All three candidates said they favor reining in the Legislature’s cost. Wagner and Ellsworth support reducing the number of legislators, but Mango said he doesn’t because it could give rural constituencies less access.

Asked if nursing home regulations are adequate to prevent abuses, Mango said the homes are badly overregulated and should be freed to innovate. Wagner said the state Department of Human Services should adopt a more collaborative approach and stop treating every nursing home inspection as a “gotcha” opportunity.

Ellsworth said she would like to create more opportunities for seniors to age at their homes.

Harsh words

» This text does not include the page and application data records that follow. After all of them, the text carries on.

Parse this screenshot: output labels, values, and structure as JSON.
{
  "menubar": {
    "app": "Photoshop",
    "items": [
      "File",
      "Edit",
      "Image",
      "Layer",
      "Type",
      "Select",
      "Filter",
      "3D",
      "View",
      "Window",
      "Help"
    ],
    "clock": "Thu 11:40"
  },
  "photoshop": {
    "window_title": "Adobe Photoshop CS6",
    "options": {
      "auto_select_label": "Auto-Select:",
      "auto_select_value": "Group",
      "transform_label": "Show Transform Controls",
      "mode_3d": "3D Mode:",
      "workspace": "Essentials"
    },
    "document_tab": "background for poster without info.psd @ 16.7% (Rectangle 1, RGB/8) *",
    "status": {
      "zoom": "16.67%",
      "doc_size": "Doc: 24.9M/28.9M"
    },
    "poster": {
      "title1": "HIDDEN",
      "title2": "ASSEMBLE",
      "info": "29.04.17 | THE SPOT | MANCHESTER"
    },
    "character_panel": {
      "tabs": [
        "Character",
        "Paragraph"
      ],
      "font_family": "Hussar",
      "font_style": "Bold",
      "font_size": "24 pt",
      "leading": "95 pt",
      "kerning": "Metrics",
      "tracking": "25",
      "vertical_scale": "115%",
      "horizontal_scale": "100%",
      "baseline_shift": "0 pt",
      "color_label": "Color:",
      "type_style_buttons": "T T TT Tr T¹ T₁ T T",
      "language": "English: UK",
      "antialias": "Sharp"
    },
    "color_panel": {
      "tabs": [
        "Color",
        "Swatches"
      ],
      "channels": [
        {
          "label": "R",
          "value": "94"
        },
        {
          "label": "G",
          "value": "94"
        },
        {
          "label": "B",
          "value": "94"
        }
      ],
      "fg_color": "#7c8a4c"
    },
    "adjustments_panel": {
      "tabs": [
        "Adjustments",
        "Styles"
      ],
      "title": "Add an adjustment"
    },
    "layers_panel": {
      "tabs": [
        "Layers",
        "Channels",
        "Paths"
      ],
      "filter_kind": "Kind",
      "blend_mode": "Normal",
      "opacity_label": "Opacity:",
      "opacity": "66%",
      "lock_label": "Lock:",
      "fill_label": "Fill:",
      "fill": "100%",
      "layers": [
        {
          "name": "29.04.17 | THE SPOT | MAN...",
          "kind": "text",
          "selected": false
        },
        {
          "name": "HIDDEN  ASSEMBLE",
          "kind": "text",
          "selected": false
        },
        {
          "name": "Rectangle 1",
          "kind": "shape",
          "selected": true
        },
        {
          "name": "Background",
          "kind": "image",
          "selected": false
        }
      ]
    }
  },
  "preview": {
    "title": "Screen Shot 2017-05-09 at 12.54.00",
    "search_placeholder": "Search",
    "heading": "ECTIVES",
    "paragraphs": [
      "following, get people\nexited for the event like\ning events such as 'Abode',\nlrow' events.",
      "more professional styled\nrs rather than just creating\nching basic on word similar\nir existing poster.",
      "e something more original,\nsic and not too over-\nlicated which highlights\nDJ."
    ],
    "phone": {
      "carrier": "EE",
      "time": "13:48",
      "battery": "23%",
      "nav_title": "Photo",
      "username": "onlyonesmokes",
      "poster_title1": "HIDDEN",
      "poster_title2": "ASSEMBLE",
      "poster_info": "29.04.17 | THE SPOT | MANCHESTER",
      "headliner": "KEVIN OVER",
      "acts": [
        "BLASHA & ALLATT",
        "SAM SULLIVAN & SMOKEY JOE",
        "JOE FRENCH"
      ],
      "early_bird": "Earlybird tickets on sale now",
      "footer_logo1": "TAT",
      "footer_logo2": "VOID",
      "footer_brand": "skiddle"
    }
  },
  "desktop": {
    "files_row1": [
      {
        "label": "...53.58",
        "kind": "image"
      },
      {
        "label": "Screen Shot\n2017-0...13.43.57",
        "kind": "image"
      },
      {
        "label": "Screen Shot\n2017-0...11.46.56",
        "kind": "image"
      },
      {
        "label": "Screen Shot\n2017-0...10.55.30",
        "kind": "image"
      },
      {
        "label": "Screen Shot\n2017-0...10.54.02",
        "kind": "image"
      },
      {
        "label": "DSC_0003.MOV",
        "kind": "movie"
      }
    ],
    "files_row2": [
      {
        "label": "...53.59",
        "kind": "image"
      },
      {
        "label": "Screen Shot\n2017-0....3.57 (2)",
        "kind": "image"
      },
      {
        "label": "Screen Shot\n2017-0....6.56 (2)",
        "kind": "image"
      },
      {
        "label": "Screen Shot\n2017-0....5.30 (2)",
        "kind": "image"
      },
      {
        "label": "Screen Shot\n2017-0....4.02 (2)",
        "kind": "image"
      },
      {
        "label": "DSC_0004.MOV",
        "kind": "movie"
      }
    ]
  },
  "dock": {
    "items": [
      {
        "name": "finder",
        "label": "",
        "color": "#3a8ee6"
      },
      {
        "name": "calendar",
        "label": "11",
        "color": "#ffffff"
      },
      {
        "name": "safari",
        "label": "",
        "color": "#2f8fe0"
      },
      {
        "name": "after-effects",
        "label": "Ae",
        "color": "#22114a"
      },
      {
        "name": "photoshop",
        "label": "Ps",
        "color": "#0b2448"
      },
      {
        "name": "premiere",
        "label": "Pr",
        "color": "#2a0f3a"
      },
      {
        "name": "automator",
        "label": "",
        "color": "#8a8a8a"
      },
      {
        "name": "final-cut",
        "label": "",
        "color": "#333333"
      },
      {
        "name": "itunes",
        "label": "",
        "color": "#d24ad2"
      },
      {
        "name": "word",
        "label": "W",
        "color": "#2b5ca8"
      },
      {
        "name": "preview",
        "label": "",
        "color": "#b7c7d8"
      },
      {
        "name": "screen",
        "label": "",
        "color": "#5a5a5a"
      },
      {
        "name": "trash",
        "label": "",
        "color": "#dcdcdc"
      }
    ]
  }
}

Mango questioned Wagner’s bona fides to clean up Harrisburg, citing a $3,500 penalty the senator recently paid to settle the Philadelphia Board of Ethics allegation that he had violated city campaign law by making two excess contributions to GOP district attorney candidate Beth Grossman.

Wagner said he had followed his elections compliance attorney’s advice in how he made the donations and made a “business decision” to pay the fine rather than spend an estimated $50,000 to $100,000 to fight it.

“I gave the money legally,” he said, to which Mango replied: “You broke the law, senator.”

In his closing statement, Mango said Pennsylvanians “want to be winners again” and that he “scrapped” his way to leadership in the military, school and in his business career.

Wagner said he’s created thousands of jobs and issued millions of paychecks, that he knows what it takes to build a business and how regulations hurt business owners. The state needs a governor who’s a “fighter and a survivor” like him, he said.

Ellsworth said she isn’t bothered by her financial disadvantage relative to the other two.

“It’s up to the voters,” she said, “not the wallets of the people up here. ... This race is not for sale.”